• **WORKING DATA**
────────────────────────────────────────
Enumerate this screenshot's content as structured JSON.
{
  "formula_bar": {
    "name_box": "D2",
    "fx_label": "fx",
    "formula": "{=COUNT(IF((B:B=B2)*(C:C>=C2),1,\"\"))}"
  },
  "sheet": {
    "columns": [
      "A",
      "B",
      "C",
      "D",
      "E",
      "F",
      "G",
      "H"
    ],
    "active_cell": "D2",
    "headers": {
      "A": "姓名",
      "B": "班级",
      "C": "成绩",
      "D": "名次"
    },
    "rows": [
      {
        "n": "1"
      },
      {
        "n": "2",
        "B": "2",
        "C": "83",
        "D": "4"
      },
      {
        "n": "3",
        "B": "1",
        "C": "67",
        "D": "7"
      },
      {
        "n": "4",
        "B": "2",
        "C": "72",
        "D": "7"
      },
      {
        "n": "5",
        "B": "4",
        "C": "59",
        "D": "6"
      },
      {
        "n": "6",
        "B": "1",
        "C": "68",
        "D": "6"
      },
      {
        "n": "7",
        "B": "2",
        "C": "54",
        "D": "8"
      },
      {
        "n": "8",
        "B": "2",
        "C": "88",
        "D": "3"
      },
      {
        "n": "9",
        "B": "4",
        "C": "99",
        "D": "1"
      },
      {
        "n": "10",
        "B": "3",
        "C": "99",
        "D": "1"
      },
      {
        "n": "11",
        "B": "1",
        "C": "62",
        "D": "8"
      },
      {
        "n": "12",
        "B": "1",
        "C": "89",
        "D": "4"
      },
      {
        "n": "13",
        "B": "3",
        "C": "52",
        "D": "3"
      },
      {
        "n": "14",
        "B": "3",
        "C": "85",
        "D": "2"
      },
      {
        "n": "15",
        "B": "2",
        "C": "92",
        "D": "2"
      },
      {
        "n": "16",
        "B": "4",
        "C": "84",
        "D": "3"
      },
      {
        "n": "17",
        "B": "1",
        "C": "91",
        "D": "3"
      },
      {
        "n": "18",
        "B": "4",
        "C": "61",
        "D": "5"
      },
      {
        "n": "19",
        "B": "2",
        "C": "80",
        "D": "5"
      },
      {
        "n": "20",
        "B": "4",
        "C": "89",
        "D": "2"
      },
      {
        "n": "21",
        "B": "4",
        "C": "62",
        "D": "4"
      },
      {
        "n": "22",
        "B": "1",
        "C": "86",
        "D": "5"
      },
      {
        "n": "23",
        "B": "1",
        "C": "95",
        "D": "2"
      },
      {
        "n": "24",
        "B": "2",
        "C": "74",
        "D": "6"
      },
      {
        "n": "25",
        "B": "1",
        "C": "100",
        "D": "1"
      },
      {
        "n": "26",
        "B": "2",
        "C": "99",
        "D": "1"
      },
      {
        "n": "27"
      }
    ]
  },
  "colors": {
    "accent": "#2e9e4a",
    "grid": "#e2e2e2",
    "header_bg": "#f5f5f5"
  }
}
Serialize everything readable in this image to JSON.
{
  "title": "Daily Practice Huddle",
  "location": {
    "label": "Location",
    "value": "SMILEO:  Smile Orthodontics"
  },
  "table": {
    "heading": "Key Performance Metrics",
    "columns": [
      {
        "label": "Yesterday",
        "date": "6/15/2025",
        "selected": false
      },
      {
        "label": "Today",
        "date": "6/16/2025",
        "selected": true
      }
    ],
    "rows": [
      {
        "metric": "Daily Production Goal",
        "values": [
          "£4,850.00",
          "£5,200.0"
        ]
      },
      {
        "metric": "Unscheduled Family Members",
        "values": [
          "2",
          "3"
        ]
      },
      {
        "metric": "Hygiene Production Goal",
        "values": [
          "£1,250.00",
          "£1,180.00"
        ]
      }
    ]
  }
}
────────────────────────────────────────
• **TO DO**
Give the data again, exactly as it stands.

• **ANSWER TO THE EXERCISE**
Enumerate this screenshot's content as structured JSON.
{
  "formula_bar": {
    "name_box": "D2",
    "fx_label": "fx",
    "formula": "{=COUNT(IF((B:B=B2)*(C:C>=C2),1,\"\"))}"
  },
  "sheet": {
    "columns": [
      "A",
      "B",
      "C",
      "D",
      "E",
      "F",
      "G",
      "H"
    ],
    "active_cell": "D2",
    "headers": {
      "A": "姓名",
      "B": "班级",
      "C": "成绩",
      "D": "名次"
    },
    "rows": [
      {
        "n": "1"
      },
      {
        "n": "2",
        "B": "2",
        "C": "83",
        "D": "4"
      },
      {
        "n": "3",
        "B": "1",
        "C": "67",
        "D": "7"
      },
      {
        "n": "4",
        "B": "2",
        "C": "72",
        "D": "7"
      },
      {
        "n": "5",
        "B": "4",
        "C": "59",
        "D": "6"
      },
      {
        "n": "6",
        "B": "1",
        "C": "68",
        "D": "6"
      },
      {
        "n": "7",
        "B": "2",
        "C": "54",
        "D": "8"
      },
      {
        "n": "8",
        "B": "2",
        "C": "88",
        "D": "3"
      },
      {
        "n": "9",
        "B": "4",
        "C": "99",
        "D": "1"
      },
      {
        "n": "10",
        "B": "3",
        "C": "99",
        "D": "1"
      },
      {
        "n": "11",
        "B": "1",
        "C": "62",
        "D": "8"
      },
      {
        "n": "12",
        "B": "1",
        "C": "89",
        "D": "4"
      },
      {
        "n": "13",
        "B": "3",
        "C": "52",
        "D": "3"
      },
      {
        "n": "14",
        "B": "3",
        "C": "85",
        "D": "2"
      },
      {
        "n": "15",
        "B": "2",
        "C": "92",
        "D": "2"
      },
      {
        "n": "16",
        "B": "4",
        "C": "84",
        "D": "3"
      },
      {
        "n": "17",
        "B": "1",
        "C": "91",
        "D": "3"
      },
      {
        "n": "18",
        "B": "4",
        "C": "61",
        "D": "5"
      },
      {
        "n": "19",
        "B": "2",
        "C": "80",
        "D": "5"
      },
      {
        "n": "20",
        "B": "4",
        "C": "89",
        "D": "2"
      },
      {
        "n": "21",
        "B": "4",
        "C": "62",
        "D": "4"
      },
      {
        "n": "22",
        "B": "1",
        "C": "86",
        "D": "5"
      },
      {
        "n": "23",
        "B": "1",
        "C": "95",
        "D": "2"
      },
      {
        "n": "24",
        "B": "2",
        "C": "74",
        "D": "6"
      },
      {
        "n": "25",
        "B": "1",
        "C": "100",
        "D": "1"
      },
      {
        "n": "26",
        "B": "2",
        "C": "99",
        "D": "1"
      },
      {
        "n": "27"
      }
    ]
  },
  "colors": {
    "accent": "#2e9e4a",
    "grid": "#e2e2e2",
    "header_bg": "#f5f5f5"
  }
}
Serialize everything readable in this image to JSON.
{
  "title": "Daily Practice Huddle",
  "location": {
    "label": "Location",
    "value": "SMILEO:  Smile Orthodontics"
  },
  "table": {
    "heading": "Key Performance Metrics",
    "columns": [
      {
        "label": "Yesterday",
        "date": "6/15/2025",
        "selected": false
      },
      {
        "label": "Today",
        "date": "6/16/2025",
        "selected": true
      }
    ],
    "rows": [
      {
        "metric": "Daily Production Goal",
        "values": [
          "£4,850.00",
          "£5,200.0"
        ]
      },
      {
        "metric": "Unscheduled Family Members",
        "values": [
          "2",
          "3"
        ]
      },
      {
        "metric": "Hygiene Production Goal",
        "values": [
          "£1,250.00",
          "£1,180.00"
        ]
      }
    ]
  }
}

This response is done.